PROMPT: Each line below needs to be repeated precisely as it is.

DATASET:
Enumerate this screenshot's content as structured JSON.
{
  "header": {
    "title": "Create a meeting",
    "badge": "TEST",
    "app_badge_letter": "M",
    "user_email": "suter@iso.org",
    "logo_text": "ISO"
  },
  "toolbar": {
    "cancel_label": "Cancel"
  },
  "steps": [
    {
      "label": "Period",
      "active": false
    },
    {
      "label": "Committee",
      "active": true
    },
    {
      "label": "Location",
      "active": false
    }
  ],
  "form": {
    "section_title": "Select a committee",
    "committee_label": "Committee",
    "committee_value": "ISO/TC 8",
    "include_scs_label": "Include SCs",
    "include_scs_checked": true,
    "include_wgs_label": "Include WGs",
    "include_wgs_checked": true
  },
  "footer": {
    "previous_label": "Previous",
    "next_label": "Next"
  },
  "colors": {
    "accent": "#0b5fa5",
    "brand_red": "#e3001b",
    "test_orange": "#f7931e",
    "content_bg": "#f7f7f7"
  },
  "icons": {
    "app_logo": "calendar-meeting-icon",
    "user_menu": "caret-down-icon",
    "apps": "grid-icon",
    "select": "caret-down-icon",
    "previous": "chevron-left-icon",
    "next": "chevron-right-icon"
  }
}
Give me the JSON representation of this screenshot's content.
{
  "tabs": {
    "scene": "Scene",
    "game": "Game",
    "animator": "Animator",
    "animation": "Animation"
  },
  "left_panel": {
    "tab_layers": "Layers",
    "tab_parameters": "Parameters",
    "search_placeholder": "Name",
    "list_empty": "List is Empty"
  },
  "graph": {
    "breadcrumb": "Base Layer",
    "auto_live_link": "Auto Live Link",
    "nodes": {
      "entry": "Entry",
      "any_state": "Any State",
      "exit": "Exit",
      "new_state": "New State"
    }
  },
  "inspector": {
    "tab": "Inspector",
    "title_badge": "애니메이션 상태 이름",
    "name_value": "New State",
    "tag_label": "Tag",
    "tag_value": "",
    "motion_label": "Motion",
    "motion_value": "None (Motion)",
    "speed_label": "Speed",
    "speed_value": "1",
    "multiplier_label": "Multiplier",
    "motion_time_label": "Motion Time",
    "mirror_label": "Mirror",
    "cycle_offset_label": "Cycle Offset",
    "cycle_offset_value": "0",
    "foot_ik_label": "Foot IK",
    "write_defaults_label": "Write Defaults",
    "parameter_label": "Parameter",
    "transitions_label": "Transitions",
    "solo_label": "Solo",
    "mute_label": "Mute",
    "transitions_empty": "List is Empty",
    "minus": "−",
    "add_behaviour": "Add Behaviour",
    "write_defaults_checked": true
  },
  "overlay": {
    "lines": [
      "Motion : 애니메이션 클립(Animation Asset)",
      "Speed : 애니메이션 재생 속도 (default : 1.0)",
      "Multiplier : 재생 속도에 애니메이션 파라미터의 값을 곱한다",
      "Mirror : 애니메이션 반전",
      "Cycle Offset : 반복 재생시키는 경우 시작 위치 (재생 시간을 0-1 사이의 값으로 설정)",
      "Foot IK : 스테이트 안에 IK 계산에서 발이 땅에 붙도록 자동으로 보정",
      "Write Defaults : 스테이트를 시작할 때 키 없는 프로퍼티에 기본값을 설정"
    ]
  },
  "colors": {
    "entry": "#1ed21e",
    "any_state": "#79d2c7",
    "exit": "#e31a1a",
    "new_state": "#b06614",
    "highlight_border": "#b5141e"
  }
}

FINISHED EXERCISE:
Enumerate this screenshot's content as structured JSON.
{
  "header": {
    "title": "Create a meeting",
    "badge": "TEST",
    "app_badge_letter": "M",
    "user_email": "suter@iso.org",
    "logo_text": "ISO"
  },
  "toolbar": {
    "cancel_label": "Cancel"
  },
  "steps": [
    {
      "label": "Period",
      "active": false
    },
    {
      "label": "Committee",
      "active": true
    },
    {
      "label": "Location",
      "active": false
    }
  ],
  "form": {
    "section_title": "Select a committee",
    "committee_label": "Committee",
    "committee_value": "ISO/TC 8",
    "include_scs_label": "Include SCs",
    "include_scs_checked": true,
    "include_wgs_label": "Include WGs",
    "include_wgs_checked": true
  },
  "footer": {
    "previous_label": "Previous",
    "next_label": "Next"
  },
  "colors": {
    "accent": "#0b5fa5",
    "brand_red": "#e3001b",
    "test_orange": "#f7931e",
    "content_bg": "#f7f7f7"
  },
  "icons": {
    "app_logo": "calendar-meeting-icon",
    "user_menu": "caret-down-icon",
    "apps": "grid-icon",
    "select": "caret-down-icon",
    "previous": "chevron-left-icon",
    "next": "chevron-right-icon"
  }
}
Give me the JSON representation of this screenshot's content.
{
  "tabs": {
    "scene": "Scene",
    "game": "Game",
    "animator": "Animator",
    "animation": "Animation"
  },
  "left_panel": {
    "tab_layers": "Layers",
    "tab_parameters": "Parameters",
    "search_placeholder": "Name",
    "list_empty": "List is Empty"
  },
  "graph": {
    "breadcrumb": "Base Layer",
    "auto_live_link": "Auto Live Link",
    "nodes": {
      "entry": "Entry",
      "any_state": "Any State",
      "exit": "Exit",
      "new_state": "New State"
    }
  },
  "inspector": {
    "tab": "Inspector",
    "title_badge": "애니메이션 상태 이름",
    "name_value": "New State",
    "tag_label": "Tag",
    "tag_value": "",
    "motion_label": "Motion",
    "motion_value": "None (Motion)",
    "speed_label": "Speed",
    "speed_value": "1",
    "multiplier_label": "Multiplier",
    "motion_time_label": "Motion Time",
    "mirror_label": "Mirror",
    "cycle_offset_label": "Cycle Offset",
    "cycle_offset_value": "0",
    "foot_ik_label": "Foot IK",
    "write_defaults_label": "Write Defaults",
    "parameter_label": "Parameter",
    "transitions_label": "Transitions",
    "solo_label": "Solo",
    "mute_label": "Mute",
    "transitions_empty": "List is Empty",
    "minus": "−",
    "add_behaviour": "Add Behaviour",
    "write_defaults_checked": true
  },
  "overlay": {
    "lines": [
      "Motion : 애니메이션 클립(Animation Asset)",
      "Speed : 애니메이션 재생 속도 (default : 1.0)",
      "Multiplier : 재생 속도에 애니메이션 파라미터의 값을 곱한다",
      "Mirror : 애니메이션 반전",
      "Cycle Offset : 반복 재생시키는 경우 시작 위치 (재생 시간을 0-1 사이의 값으로 설정)",
      "Foot IK : 스테이트 안에 IK 계산에서 발이 땅에 붙도록 자동으로 보정",
      "Write Defaults : 스테이트를 시작할 때 키 없는 프로퍼티에 기본값을 설정"
    ]
  },
  "colors": {
    "entry": "#1ed21e",
    "any_state": "#79d2c7",
    "exit": "#e31a1a",
    "new_state": "#b06614",
    "highlight_border": "#b5141e"
  }
}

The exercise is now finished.